__Task description__:
Extract every entry word for word.
======== Task material ========
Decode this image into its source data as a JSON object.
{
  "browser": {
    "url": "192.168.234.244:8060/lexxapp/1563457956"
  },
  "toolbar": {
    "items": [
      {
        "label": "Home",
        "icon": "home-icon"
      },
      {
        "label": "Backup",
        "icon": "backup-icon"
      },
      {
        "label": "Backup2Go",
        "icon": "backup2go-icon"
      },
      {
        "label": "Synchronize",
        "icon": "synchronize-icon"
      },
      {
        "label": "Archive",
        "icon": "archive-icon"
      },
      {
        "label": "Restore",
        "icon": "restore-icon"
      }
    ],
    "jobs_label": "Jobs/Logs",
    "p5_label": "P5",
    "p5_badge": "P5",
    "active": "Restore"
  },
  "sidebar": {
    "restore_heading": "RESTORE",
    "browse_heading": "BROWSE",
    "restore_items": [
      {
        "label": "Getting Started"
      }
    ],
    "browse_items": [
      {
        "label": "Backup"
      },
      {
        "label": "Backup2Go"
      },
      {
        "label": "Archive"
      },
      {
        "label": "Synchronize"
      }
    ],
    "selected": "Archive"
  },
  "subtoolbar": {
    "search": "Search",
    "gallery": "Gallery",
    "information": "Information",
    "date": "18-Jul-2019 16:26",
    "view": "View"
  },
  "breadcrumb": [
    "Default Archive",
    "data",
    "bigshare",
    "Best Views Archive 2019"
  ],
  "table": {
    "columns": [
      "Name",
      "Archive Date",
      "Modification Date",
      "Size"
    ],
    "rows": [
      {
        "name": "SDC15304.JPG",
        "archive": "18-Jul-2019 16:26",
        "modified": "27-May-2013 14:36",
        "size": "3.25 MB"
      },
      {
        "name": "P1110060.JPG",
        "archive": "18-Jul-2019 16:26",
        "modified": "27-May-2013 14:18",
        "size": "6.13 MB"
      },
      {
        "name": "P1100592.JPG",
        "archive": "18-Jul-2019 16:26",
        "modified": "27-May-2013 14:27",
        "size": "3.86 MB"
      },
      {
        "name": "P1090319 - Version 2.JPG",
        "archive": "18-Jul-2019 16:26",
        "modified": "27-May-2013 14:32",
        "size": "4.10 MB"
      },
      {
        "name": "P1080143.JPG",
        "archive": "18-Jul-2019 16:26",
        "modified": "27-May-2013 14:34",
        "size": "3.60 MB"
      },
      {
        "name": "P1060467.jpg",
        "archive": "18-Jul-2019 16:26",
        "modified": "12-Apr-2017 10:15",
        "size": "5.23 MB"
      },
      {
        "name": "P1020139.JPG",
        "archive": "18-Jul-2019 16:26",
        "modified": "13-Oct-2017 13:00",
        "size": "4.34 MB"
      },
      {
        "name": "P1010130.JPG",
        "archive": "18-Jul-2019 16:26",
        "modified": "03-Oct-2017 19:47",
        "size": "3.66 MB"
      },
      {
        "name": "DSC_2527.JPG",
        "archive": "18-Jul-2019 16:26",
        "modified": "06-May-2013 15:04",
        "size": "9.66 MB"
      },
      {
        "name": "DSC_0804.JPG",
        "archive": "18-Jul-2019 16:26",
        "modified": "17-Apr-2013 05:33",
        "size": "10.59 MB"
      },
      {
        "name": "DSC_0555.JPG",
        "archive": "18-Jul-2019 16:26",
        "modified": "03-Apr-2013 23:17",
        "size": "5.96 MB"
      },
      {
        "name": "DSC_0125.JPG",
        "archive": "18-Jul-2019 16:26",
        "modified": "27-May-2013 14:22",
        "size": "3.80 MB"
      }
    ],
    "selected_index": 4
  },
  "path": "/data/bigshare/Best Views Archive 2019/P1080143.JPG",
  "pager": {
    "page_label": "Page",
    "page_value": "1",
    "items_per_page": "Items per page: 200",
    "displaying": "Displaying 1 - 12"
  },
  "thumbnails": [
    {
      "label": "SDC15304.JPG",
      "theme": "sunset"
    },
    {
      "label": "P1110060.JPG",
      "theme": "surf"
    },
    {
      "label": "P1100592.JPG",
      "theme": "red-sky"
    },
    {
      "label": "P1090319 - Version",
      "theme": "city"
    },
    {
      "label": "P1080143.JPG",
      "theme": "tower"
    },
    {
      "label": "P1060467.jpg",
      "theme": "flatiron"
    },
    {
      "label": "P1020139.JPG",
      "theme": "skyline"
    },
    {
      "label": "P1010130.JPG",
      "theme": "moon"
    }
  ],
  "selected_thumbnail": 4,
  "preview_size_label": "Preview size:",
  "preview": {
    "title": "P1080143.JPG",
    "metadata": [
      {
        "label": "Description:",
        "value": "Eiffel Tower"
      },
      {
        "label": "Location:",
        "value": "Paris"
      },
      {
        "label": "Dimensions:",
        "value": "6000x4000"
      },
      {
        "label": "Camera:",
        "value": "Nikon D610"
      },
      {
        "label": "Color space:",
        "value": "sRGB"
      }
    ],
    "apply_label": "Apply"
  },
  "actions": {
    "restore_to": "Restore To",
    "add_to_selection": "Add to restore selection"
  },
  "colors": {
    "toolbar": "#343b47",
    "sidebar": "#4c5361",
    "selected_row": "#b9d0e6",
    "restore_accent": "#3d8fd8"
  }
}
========
__Your response__:
Decode this image into its source data as a JSON object.
{
  "browser": {
    "url": "192.168.234.244:8060/lexxapp/1563457956"
  },
  "toolbar": {
    "items": [
      {
        "label": "Home",
        "icon": "home-icon"
      },
      {
        "label": "Backup",
        "icon": "backup-icon"
      },
      {
        "label": "Backup2Go",
        "icon": "backup2go-icon"
      },
      {
        "label": "Synchronize",
        "icon": "synchronize-icon"
      },
      {
        "label": "Archive",
        "icon": "archive-icon"
      },
      {
        "label": "Restore",
        "icon": "restore-icon"
      }
    ],
    "jobs_label": "Jobs/Logs",
    "p5_label": "P5",
    "p5_badge": "P5",
    "active": "Restore"
  },
  "sidebar": {
    "restore_heading": "RESTORE",
    "browse_heading": "BROWSE",
    "restore_items": [
      {
        "label": "Getting Started"
      }
    ],
    "browse_items": [
      {
        "label": "Backup"
      },
      {
        "label": "Backup2Go"
      },
      {
        "label": "Archive"
      },
      {
        "label": "Synchronize"
      }
    ],
    "selected": "Archive"
  },
  "subtoolbar": {
    "search": "Search",
    "gallery": "Gallery",
    "information": "Information",
    "date": "18-Jul-2019 16:26",
    "view": "View"
  },
  "breadcrumb": [
    "Default Archive",
    "data",
    "bigshare",
    "Best Views Archive 2019"
  ],
  "table": {
    "columns": [
      "Name",
      "Archive Date",
      "Modification Date",
      "Size"
    ],
    "rows": [
      {
        "name": "SDC15304.JPG",
        "archive": "18-Jul-2019 16:26",
        "modified": "27-May-2013 14:36",
        "size": "3.25 MB"
      },
      {
        "name": "P1110060.JPG",
        "archive": "18-Jul-2019 16:26",
        "modified": "27-May-2013 14:18",
        "size": "6.13 MB"
      },
      {
        "name": "P1100592.JPG",
        "archive": "18-Jul-2019 16:26",
        "modified": "27-May-2013 14:27",
        "size": "3.86 MB"
      },
      {
        "name": "P1090319 - Version 2.JPG",
        "archive": "18-Jul-2019 16:26",
        "modified": "27-May-2013 14:32",
        "size": "4.10 MB"
      },
      {
        "name": "P1080143.JPG",
        "archive": "18-Jul-2019 16:26",
        "modified": "27-May-2013 14:34",
        "size": "3.60 MB"
      },
      {
        "name": "P1060467.jpg",
        "archive": "18-Jul-2019 16:26",
        "modified": "12-Apr-2017 10:15",
        "size": "5.23 MB"
      },
      {
        "name": "P1020139.JPG",
        "archive": "18-Jul-2019 16:26",
        "modified": "13-Oct-2017 13:00",
        "size": "4.34 MB"
      },
      {
        "name": "P1010130.JPG",
        "archive": "18-Jul-2019 16:26",
        "modified": "03-Oct-2017 19:47",
        "size": "3.66 MB"
      },
      {
        "name": "DSC_2527.JPG",
        "archive": "18-Jul-2019 16:26",
        "modified": "06-May-2013 15:04",
        "size": "9.66 MB"
      },
      {
        "name": "DSC_0804.JPG",
        "archive": "18-Jul-2019 16:26",
        "modified": "17-Apr-2013 05:33",
        "size": "10.59 MB"
      },
      {
        "name": "DSC_0555.JPG",
        "archive": "18-Jul-2019 16:26",
        "modified": "03-Apr-2013 23:17",
        "size": "5.96 MB"
      },
      {
        "name": "DSC_0125.JPG",
        "archive": "18-Jul-2019 16:26",
        "modified": "27-May-2013 14:22",
        "size": "3.80 MB"
      }
    ],
    "selected_index": 4
  },
  "path": "/data/bigshare/Best Views Archive 2019/P1080143.JPG",
  "pager": {
    "page_label": "Page",
    "page_value": "1",
    "items_per_page": "Items per page: 200",
    "displaying": "Displaying 1 - 12"
  },
  "thumbnails": [
    {
      "label": "SDC15304.JPG",
      "theme": "sunset"
    },
    {
      "label": "P1110060.JPG",
      "theme": "surf"
    },
    {
      "label": "P1100592.JPG",
      "theme": "red-sky"
    },
    {
      "label": "P1090319 - Version",
      "theme": "city"
    },
    {
      "label": "P1080143.JPG",
      "theme": "tower"
    },
    {
      "label": "P1060467.jpg",
      "theme": "flatiron"
    },
    {
      "label": "P1020139.JPG",
      "theme": "skyline"
    },
    {
      "label": "P1010130.JPG",
      "theme": "moon"
    }
  ],
  "selected_thumbnail": 4,
  "preview_size_label": "Preview size:",
  "preview": {
    "title": "P1080143.JPG",
    "metadata": [
      {
        "label": "Description:",
        "value": "Eiffel Tower"
      },
      {
        "label": "Location:",
        "value": "Paris"
      },
      {
        "label": "Dimensions:",
        "value": "6000x4000"
      },
      {
        "label": "Camera:",
        "value": "Nikon D610"
      },
      {
        "label": "Color space:",
        "value": "sRGB"
      }
    ],
    "apply_label": "Apply"
  },
  "actions": {
    "restore_to": "Restore To",
    "add_to_selection": "Add to restore selection"
  },
  "colors": {
    "toolbar": "#343b47",
    "sidebar": "#4c5361",
    "selected_row": "#b9d0e6",
    "restore_accent": "#3d8fd8"
  }
}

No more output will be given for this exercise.